    Neurons from the western painted turtle (Chrysemys picta bellii) are remarkably resilient to anoxia. This is partly due to a reduction in the permeability of excitatory glutamatergic ion channels, initiated by mitochondrial ATP-sensitive K(+) (mK(+)ATP) channel activation. The aim of this study was to determine if: 1) PKCε, a kinase associated with hypoxic stress tolerance, is more highly expressed in turtle brain than the anoxia-intolerant rat brain; 2) PKCε translocates to the mitochondrial membrane during anoxia; 3) PKCε modulates mK(+)ATP channels at the Thr-224 phosphorylation site on the Kir6.2 subunit; and 4) Thr-224 phosphorylation sensitises mK(+)ATP channels to anoxia. Soluble and mitochondrial-rich particulate fractions of turtle and rat cerebral cortex were isolated and PKCε expression was determined by Western blot, which revealed that turtle cortical PKCε expression was half that of the rat. Following the transition to anoxia, no changes in PKCε expression in either the soluble or particulate fraction of the turtle cortex were observed. Furthermore, incubation of tissue with tat-conjugated activator or inhibitor peptides had no effect on the amount of PKCε in either fraction. However, we observed a 2-fold increase in Thr-224 phosphorylation following 1h of anoxia. The increased Thr-224 phosphorylation was blocked by the general kinase inhibitor staurosporine but this did not affect the latency or magnitude of mK(+)ATP channel-mediated mitochondrial depolarization following anoxia, as indicated by rhodamine-123. We conclude that PKCε does not play a role in the onset of mitochondrial depolarization and therefore glutamatergic channel arrest in turtle cerebral cortex. PMID:27280321

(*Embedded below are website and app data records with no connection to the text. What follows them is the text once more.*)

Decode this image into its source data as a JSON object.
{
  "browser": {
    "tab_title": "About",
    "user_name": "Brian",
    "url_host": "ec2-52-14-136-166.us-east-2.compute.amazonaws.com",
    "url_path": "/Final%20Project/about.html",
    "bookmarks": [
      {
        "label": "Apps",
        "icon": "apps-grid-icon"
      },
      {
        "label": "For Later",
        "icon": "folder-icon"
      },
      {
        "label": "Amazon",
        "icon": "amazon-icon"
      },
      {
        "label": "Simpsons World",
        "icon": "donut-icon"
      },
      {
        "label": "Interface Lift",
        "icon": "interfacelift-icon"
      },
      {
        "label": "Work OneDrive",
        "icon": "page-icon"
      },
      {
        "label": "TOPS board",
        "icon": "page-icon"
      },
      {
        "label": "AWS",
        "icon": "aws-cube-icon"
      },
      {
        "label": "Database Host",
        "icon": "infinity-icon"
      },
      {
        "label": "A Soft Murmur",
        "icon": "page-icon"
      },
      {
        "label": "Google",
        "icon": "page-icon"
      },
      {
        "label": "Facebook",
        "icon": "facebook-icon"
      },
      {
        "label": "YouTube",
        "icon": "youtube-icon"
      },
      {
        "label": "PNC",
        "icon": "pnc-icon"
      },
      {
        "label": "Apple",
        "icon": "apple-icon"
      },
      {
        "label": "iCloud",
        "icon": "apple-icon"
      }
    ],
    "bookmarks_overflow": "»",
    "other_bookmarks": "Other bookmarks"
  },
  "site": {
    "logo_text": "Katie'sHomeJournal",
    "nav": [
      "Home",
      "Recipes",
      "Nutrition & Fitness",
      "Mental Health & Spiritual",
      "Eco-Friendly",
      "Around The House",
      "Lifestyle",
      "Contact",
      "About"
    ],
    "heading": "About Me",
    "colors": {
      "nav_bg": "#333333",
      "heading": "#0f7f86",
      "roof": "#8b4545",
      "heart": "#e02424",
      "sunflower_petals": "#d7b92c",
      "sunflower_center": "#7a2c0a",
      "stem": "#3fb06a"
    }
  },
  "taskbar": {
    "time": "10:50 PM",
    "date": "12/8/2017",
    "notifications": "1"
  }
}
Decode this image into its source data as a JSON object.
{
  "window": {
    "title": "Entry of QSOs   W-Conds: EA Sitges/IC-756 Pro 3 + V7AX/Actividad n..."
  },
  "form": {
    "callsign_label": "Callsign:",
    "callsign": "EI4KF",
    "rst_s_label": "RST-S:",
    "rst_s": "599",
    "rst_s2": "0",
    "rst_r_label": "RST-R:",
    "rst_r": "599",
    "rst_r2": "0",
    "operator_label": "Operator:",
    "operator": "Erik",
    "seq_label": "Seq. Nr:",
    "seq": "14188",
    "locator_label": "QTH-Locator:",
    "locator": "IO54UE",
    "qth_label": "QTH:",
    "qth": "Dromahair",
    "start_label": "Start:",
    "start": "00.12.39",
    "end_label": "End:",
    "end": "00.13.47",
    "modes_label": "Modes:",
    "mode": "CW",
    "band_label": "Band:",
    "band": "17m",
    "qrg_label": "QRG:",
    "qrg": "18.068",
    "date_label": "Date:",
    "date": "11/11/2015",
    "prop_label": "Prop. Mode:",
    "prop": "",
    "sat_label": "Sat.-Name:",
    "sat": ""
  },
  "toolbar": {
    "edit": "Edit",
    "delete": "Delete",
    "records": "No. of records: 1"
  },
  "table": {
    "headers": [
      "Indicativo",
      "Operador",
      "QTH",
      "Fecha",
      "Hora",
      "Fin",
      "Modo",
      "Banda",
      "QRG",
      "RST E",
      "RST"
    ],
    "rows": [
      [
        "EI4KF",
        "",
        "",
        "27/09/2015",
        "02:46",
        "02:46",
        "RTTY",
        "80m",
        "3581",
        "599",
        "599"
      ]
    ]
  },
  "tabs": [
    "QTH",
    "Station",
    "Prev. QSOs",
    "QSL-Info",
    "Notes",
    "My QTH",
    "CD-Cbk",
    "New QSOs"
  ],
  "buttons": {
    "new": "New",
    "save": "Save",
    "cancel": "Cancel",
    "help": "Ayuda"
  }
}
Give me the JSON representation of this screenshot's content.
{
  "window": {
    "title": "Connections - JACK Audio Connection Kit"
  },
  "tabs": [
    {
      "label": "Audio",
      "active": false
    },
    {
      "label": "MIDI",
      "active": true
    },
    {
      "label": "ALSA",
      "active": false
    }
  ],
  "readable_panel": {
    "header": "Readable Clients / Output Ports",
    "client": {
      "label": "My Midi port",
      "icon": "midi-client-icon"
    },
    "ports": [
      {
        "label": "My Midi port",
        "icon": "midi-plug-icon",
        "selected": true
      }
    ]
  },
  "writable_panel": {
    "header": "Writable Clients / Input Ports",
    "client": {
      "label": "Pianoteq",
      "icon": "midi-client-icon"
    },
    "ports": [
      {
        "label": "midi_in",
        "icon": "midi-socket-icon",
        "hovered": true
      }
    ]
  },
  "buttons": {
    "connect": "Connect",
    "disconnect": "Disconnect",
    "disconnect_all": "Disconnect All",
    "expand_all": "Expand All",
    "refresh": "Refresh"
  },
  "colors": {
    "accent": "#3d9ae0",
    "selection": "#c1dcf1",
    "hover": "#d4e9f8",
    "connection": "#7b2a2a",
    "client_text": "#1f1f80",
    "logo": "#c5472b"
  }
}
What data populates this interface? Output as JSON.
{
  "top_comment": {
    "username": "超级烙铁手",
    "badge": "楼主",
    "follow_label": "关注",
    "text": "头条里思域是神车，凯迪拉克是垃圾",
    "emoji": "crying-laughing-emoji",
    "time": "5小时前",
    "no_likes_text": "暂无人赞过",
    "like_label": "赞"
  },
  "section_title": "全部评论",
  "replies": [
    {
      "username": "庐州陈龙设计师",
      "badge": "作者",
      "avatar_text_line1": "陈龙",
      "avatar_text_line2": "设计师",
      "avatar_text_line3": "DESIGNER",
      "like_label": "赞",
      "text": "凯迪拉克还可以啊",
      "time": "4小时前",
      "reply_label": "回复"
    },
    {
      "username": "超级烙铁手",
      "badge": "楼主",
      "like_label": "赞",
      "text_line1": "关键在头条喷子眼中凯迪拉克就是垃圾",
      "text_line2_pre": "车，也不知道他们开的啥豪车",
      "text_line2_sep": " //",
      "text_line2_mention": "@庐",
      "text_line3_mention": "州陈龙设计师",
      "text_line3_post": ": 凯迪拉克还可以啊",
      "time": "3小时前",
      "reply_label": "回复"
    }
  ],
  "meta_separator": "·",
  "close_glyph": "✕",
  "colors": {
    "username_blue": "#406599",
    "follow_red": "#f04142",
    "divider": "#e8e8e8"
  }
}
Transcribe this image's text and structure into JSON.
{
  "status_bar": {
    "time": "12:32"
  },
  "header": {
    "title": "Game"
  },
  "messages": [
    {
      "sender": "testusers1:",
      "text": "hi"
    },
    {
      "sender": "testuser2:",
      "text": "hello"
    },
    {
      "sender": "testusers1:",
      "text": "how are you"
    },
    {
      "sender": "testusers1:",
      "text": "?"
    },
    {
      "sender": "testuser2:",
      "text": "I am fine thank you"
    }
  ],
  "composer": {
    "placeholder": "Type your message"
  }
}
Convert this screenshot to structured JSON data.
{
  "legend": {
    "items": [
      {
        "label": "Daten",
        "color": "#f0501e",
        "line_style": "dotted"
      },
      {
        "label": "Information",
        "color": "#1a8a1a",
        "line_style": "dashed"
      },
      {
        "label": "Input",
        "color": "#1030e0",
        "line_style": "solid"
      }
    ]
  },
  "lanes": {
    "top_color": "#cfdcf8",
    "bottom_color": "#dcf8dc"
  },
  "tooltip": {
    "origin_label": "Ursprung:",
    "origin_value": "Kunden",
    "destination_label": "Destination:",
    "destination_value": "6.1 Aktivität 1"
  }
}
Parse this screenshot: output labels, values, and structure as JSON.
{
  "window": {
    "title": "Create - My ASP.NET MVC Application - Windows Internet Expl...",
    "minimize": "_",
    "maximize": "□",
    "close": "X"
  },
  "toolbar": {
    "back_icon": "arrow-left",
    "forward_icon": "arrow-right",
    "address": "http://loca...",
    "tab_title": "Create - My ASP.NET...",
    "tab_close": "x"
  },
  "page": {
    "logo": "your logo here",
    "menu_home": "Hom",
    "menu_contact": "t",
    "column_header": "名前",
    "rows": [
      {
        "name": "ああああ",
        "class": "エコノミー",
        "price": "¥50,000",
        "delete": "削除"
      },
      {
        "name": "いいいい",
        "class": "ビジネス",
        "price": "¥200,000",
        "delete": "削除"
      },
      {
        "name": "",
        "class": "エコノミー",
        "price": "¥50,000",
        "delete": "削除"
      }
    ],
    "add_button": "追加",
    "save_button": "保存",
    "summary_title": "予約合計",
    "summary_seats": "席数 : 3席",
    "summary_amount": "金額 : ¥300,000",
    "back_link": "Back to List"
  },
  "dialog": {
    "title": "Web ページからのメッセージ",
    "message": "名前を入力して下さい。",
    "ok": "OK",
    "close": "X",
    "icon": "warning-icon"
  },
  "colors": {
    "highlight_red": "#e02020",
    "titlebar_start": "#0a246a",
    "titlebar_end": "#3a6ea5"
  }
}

  14. Filter gate closure inhibits ion but not water transport through potassium channels.

    PubMed

    Hoomann, Torben; Jahnke, Nadin; Horner, Andreas; Keller, Sandro; Pohl, Peter

    2013-06-25

    The selectivity filter of K(+) channels is conserved throughout all kingdoms of life. Carbonyl groups of highly conserved amino acids point toward the lumen to act as surrogates for the water molecules of K(+) hydration. Ion conductivity is abrogated if some of these carbonyl groups flip out of the lumen, which happens (i) in the process of C-type inactivation or (ii) during filter collapse in the absence of K(+). Here, we show that K(+) channels remain permeable to water, even after entering such an electrically silent conformation. We reconstituted fluorescently labeled and constitutively open mutants of the bacterial K(+) channel KcsA into lipid vesicles that were either C-type inactivating or noninactivating. Fluorescence correlation spectroscopy allowed us to count both the number of proteoliposomes and the number of protein-containing micelles after solubilization, providing the number of reconstituted channels per proteoliposome. Quantification of the per-channel increment in proteoliposome water permeability with the aid of stopped-fl